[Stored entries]
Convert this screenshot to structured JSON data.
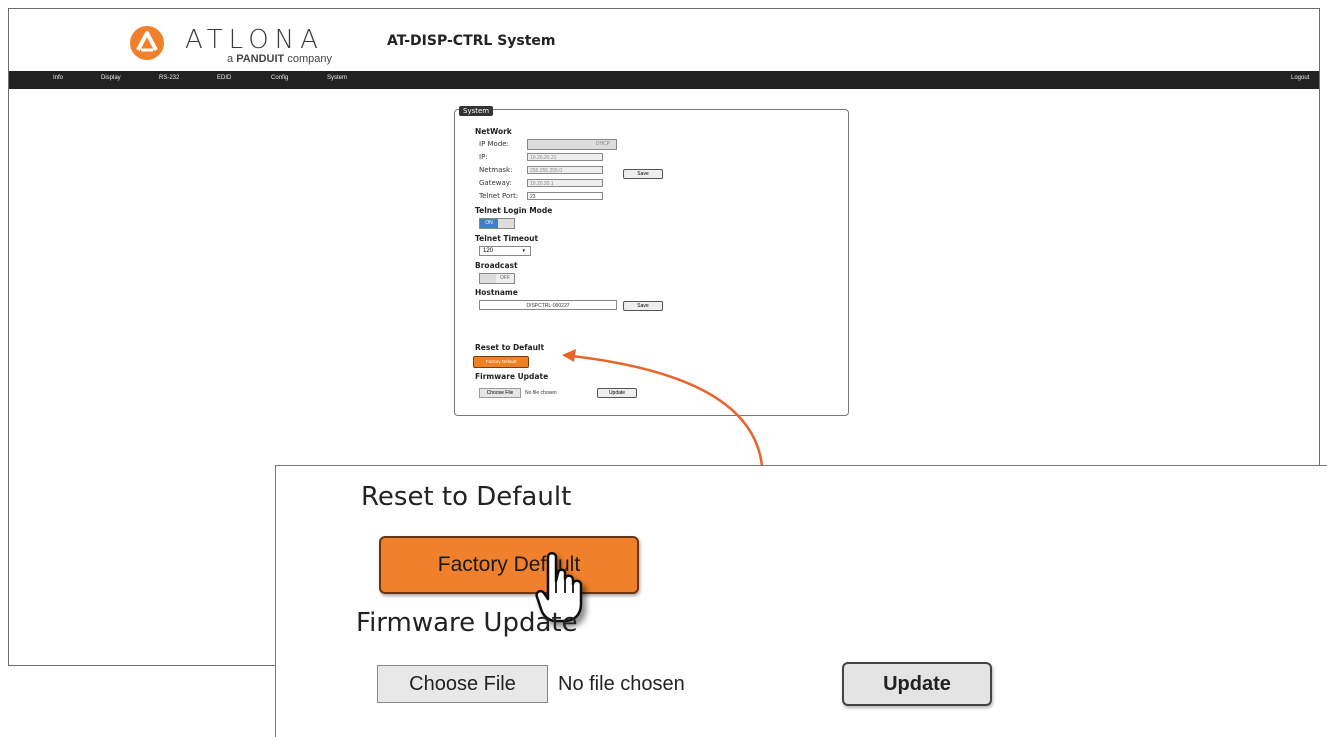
{
  "header": {
    "brand": "ATLONA",
    "brand_sub_a": "a",
    "brand_sub_b": "PANDUIT",
    "brand_sub_c": "company",
    "title": "AT-DISP-CTRL  System"
  },
  "nav": {
    "items": [
      "Info",
      "Display",
      "RS-232",
      "EDID",
      "Config",
      "System"
    ],
    "logout": "Logout"
  },
  "panel": {
    "tab": "System",
    "network": {
      "heading": "NetWork",
      "ip_mode_label": "IP Mode:",
      "ip_mode_value": "DHCP",
      "ip_label": "IP:",
      "ip_value": "10.20.20.21",
      "netmask_label": "Netmask:",
      "netmask_value": "255.255.255.0",
      "gateway_label": "Gateway:",
      "gateway_value": "10.20.20.1",
      "telnet_port_label": "Telnet Port:",
      "telnet_port_value": "23",
      "save_label": "Save"
    },
    "telnet_login": {
      "heading": "Telnet Login Mode",
      "on_label": "ON"
    },
    "telnet_timeout": {
      "heading": "Telnet Timeout",
      "value": "120"
    },
    "broadcast": {
      "heading": "Broadcast",
      "off_label": "OFF"
    },
    "hostname": {
      "heading": "Hostname",
      "value": "DISPCTRL-000227",
      "save_label": "Save"
    },
    "reset": {
      "heading": "Reset to Default",
      "button_label": "Factory Default"
    },
    "firmware": {
      "heading": "Firmware Update",
      "choose_label": "Choose File",
      "no_file": "No file chosen",
      "update_label": "Update"
    }
  },
  "zoom": {
    "reset_heading": "Reset to Default",
    "factory_default_label": "Factory Default",
    "firmware_heading": "Firmware Update",
    "choose_label": "Choose File",
    "no_file": "No file chosen",
    "update_label": "Update"
  },
  "colors": {
    "accent_orange": "#f0802b",
    "nav_bg": "#222222",
    "toggle_on": "#3d7dd6",
    "callout_arrow": "#e8642a"
  },
  "icons": [
    "atlona-logo-icon",
    "pointer-hand-icon",
    "callout-arrow-icon",
    "select-chevron-icon"
  ]
}
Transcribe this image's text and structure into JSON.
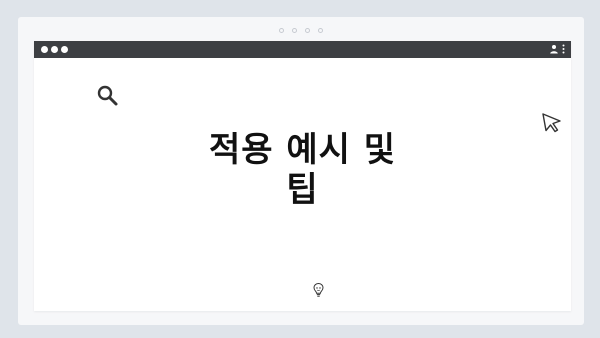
{
  "pager": {
    "dots": 4
  },
  "window": {
    "titlebar_dots": 3,
    "titlebar_icons": [
      "user-icon",
      "kebab-icon"
    ]
  },
  "content": {
    "headline_line1": "적용 예시 및",
    "headline_line2": "팁",
    "icons": [
      "search-icon",
      "cursor-icon",
      "lightbulb-icon"
    ]
  },
  "colors": {
    "background": "#dfe4ea",
    "frame": "#f6f7f9",
    "titlebar": "#3d3f43",
    "text": "#111111"
  }
}
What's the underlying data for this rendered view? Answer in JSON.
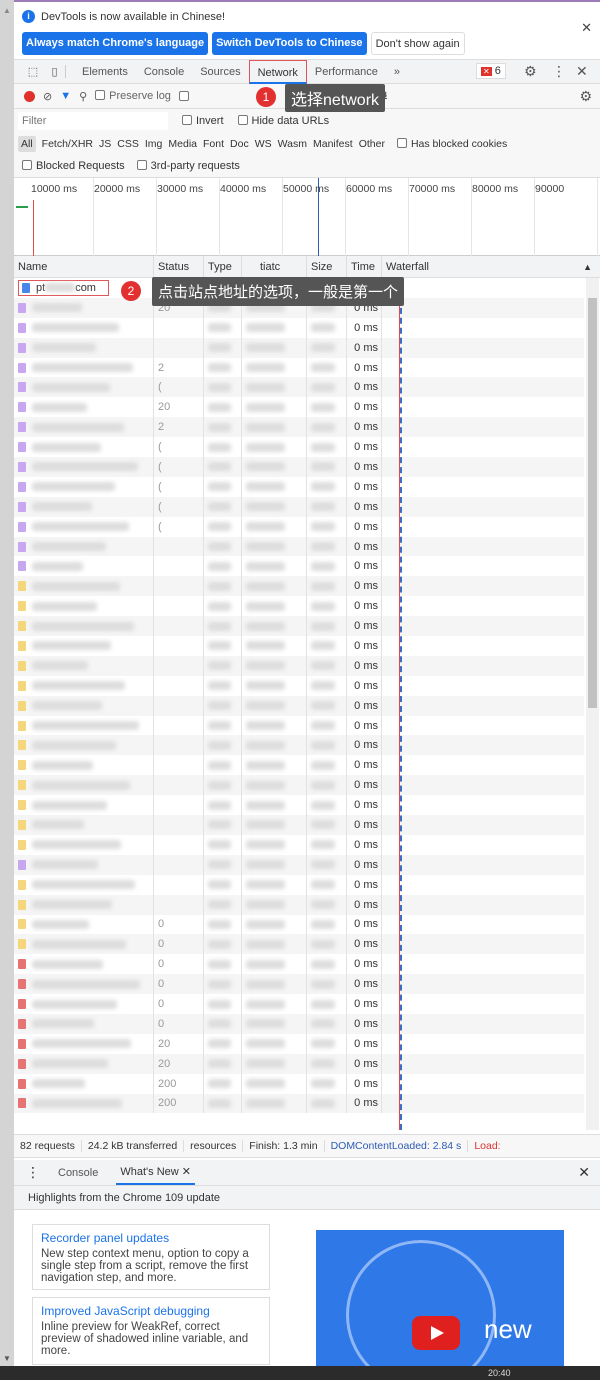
{
  "infobar": {
    "message": "DevTools is now available in Chinese!",
    "btn_match": "Always match Chrome's language",
    "btn_switch": "Switch DevTools to Chinese",
    "btn_dont": "Don't show again"
  },
  "tabs": [
    "Elements",
    "Console",
    "Sources",
    "Network",
    "Performance"
  ],
  "more_tabs": "»",
  "error_count": "6",
  "toolbar": {
    "preserve_log": "Preserve log",
    "throttle_partial": "ng"
  },
  "filter": {
    "placeholder": "Filter",
    "invert": "Invert",
    "hide_data_urls": "Hide data URLs"
  },
  "types": [
    "All",
    "Fetch/XHR",
    "JS",
    "CSS",
    "Img",
    "Media",
    "Font",
    "Doc",
    "WS",
    "Wasm",
    "Manifest",
    "Other"
  ],
  "has_blocked_cookies": "Has blocked cookies",
  "blocked_requests": "Blocked Requests",
  "third_party": "3rd-party requests",
  "overview_ticks": [
    "10000 ms",
    "20000 ms",
    "30000 ms",
    "40000 ms",
    "50000 ms",
    "60000 ms",
    "70000 ms",
    "80000 ms",
    "90000"
  ],
  "columns": {
    "name": "Name",
    "status": "Status",
    "type": "Type",
    "initiator": "tiatc",
    "size": "Size",
    "time": "Time",
    "waterfall": "Waterfall"
  },
  "first_row": {
    "name_start": "pt",
    "name_end": "com"
  },
  "rows": [
    {
      "kind": "css",
      "status": "20",
      "time": "0 ms"
    },
    {
      "kind": "css",
      "status": "",
      "time": "0 ms"
    },
    {
      "kind": "css",
      "status": "",
      "time": "0 ms"
    },
    {
      "kind": "css",
      "status": "2",
      "time": "0 ms"
    },
    {
      "kind": "css",
      "status": "(",
      "time": "0 ms"
    },
    {
      "kind": "css",
      "status": "20",
      "time": "0 ms"
    },
    {
      "kind": "css",
      "status": "2",
      "time": "0 ms"
    },
    {
      "kind": "css",
      "status": "(",
      "time": "0 ms"
    },
    {
      "kind": "css",
      "status": "(",
      "time": "0 ms"
    },
    {
      "kind": "css",
      "status": "(",
      "time": "0 ms"
    },
    {
      "kind": "css",
      "status": "(",
      "time": "0 ms"
    },
    {
      "kind": "css",
      "status": "(",
      "time": "0 ms"
    },
    {
      "kind": "css",
      "status": "",
      "time": "0 ms"
    },
    {
      "kind": "css",
      "status": "",
      "time": "0 ms"
    },
    {
      "kind": "js",
      "status": "",
      "time": "0 ms"
    },
    {
      "kind": "js",
      "status": "",
      "time": "0 ms"
    },
    {
      "kind": "js",
      "status": "",
      "time": "0 ms"
    },
    {
      "kind": "js",
      "status": "",
      "time": "0 ms"
    },
    {
      "kind": "js",
      "status": "",
      "time": "0 ms"
    },
    {
      "kind": "js",
      "status": "",
      "time": "0 ms"
    },
    {
      "kind": "js",
      "status": "",
      "time": "0 ms"
    },
    {
      "kind": "js",
      "status": "",
      "time": "0 ms"
    },
    {
      "kind": "js",
      "status": "",
      "time": "0 ms"
    },
    {
      "kind": "js",
      "status": "",
      "time": "0 ms"
    },
    {
      "kind": "js",
      "status": "",
      "time": "0 ms"
    },
    {
      "kind": "js",
      "status": "",
      "time": "0 ms"
    },
    {
      "kind": "js",
      "status": "",
      "time": "0 ms"
    },
    {
      "kind": "js",
      "status": "",
      "time": "0 ms"
    },
    {
      "kind": "css",
      "status": "",
      "time": "0 ms"
    },
    {
      "kind": "js",
      "status": "",
      "time": "0 ms"
    },
    {
      "kind": "js",
      "status": "",
      "time": "0 ms"
    },
    {
      "kind": "js",
      "status": "0",
      "time": "0 ms"
    },
    {
      "kind": "js",
      "status": "0",
      "time": "0 ms"
    },
    {
      "kind": "img",
      "status": "0",
      "time": "0 ms"
    },
    {
      "kind": "img",
      "status": "0",
      "time": "0 ms"
    },
    {
      "kind": "img",
      "status": "0",
      "time": "0 ms"
    },
    {
      "kind": "img",
      "status": "0",
      "time": "0 ms"
    },
    {
      "kind": "img",
      "status": "20",
      "time": "0 ms"
    },
    {
      "kind": "img",
      "status": "20",
      "time": "0 ms"
    },
    {
      "kind": "img",
      "status": "200",
      "time": "0 ms"
    },
    {
      "kind": "img",
      "status": "200",
      "time": "0 ms"
    }
  ],
  "kind_colors": {
    "doc": "#4a86e8",
    "css": "#c6a7f0",
    "js": "#f5d67a",
    "img": "#e57373"
  },
  "statusbar": {
    "requests": "82 requests",
    "transferred": "24.2 kB transferred",
    "resources": "resources",
    "finish": "Finish: 1.3 min",
    "dcl": "DOMContentLoaded: 2.84 s",
    "load": "Load:"
  },
  "drawer": {
    "console": "Console",
    "whats_new": "What's New",
    "highlights": "Highlights from the Chrome 109 update",
    "card1_title": "Recorder panel updates",
    "card1_text": "New step context menu, option to copy a single step from a script, remove the first navigation step, and more.",
    "card2_title": "Improved JavaScript debugging",
    "card2_text": "Inline preview for WeakRef, correct preview of shadowed inline variable, and more.",
    "video_text": "new"
  },
  "annotations": {
    "n1": "1",
    "t1": "选择network",
    "n2": "2",
    "t2": "点击站点地址的选项，一般是第一个"
  },
  "taskbar_time": "20:40"
}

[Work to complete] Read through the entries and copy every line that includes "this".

[Response area]
Convert this screenshot to structured JSON data.
Transcribe this image's text and structure into JSON.
What's the underlying data for this rendered view? Answer in JSON.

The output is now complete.